Give a verbatim copy of the lines below, minus the pictures.

Dataset rows for apps and sites
----------------

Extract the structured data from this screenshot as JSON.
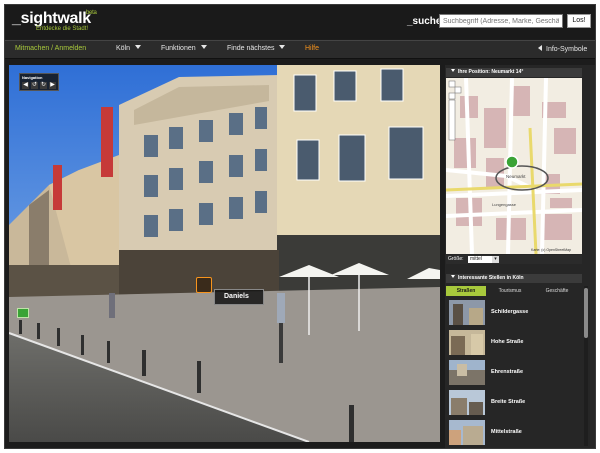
{
  "header": {
    "logo_underscore": "_",
    "logo_text": "sightwalk",
    "beta": "beta",
    "tagline": "Entdecke die Stadt!",
    "search_label": "_suche",
    "search_placeholder": "Suchbegriff (Adresse, Marke, Geschäft)",
    "search_button": "Los!"
  },
  "nav": {
    "login": "Mitmachen / Anmelden",
    "city": "Köln",
    "functions": "Funktionen",
    "nearest": "Finde nächstes",
    "help": "Hilfe",
    "info_symbols": "Info-Symbole"
  },
  "streetview": {
    "navigation_label": "Navigation",
    "nav_buttons": [
      "◀",
      "↺",
      "↻",
      "▶"
    ],
    "place_label": "Daniels"
  },
  "map": {
    "title": "Ihre Position: Neumarkt 14°",
    "street_labels": {
      "neumarkt": "Neumarkt",
      "lungengasse": "Lungengasse",
      "attribution": "Karte: (c) OpenStreetMap"
    },
    "zoom_label": "Größe:",
    "zoom_value": "mittel",
    "zoom_button": "▾"
  },
  "poi": {
    "title": "Interessante Stellen in Köln",
    "tabs": [
      "Straßen",
      "Tourismus",
      "Geschäfte"
    ],
    "items": [
      "Schildergasse",
      "Hohe Straße",
      "Ehrenstraße",
      "Breite Straße",
      "Mittelstraße"
    ]
  },
  "colors": {
    "accent_green": "#a8c93c",
    "accent_orange": "#f7941d",
    "background": "#1c1c1c"
  }
}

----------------

> Solution for this exercise
Extract the structured data from this screenshot as JSON.
{
  "header": {
    "logo_underscore": "_",
    "logo_text": "sightwalk",
    "beta": "beta",
    "tagline": "Entdecke die Stadt!",
    "search_label": "_suche",
    "search_placeholder": "Suchbegriff (Adresse, Marke, Geschäft)",
    "search_button": "Los!"
  },
  "nav": {
    "login": "Mitmachen / Anmelden",
    "city": "Köln",
    "functions": "Funktionen",
    "nearest": "Finde nächstes",
    "help": "Hilfe",
    "info_symbols": "Info-Symbole"
  },
  "streetview": {
    "navigation_label": "Navigation",
    "nav_buttons": [
      "◀",
      "↺",
      "↻",
      "▶"
    ],
    "place_label": "Daniels"
  },
  "map": {
    "title": "Ihre Position: Neumarkt 14°",
    "street_labels": {
      "neumarkt": "Neumarkt",
      "lungengasse": "Lungengasse",
      "attribution": "Karte: (c) OpenStreetMap"
    },
    "zoom_label": "Größe:",
    "zoom_value": "mittel",
    "zoom_button": "▾"
  },
  "poi": {
    "title": "Interessante Stellen in Köln",
    "tabs": [
      "Straßen",
      "Tourismus",
      "Geschäfte"
    ],
    "items": [
      "Schildergasse",
      "Hohe Straße",
      "Ehrenstraße",
      "Breite Straße",
      "Mittelstraße"
    ]
  },
  "colors": {
    "accent_green": "#a8c93c",
    "accent_orange": "#f7941d",
    "background": "#1c1c1c"
  }
}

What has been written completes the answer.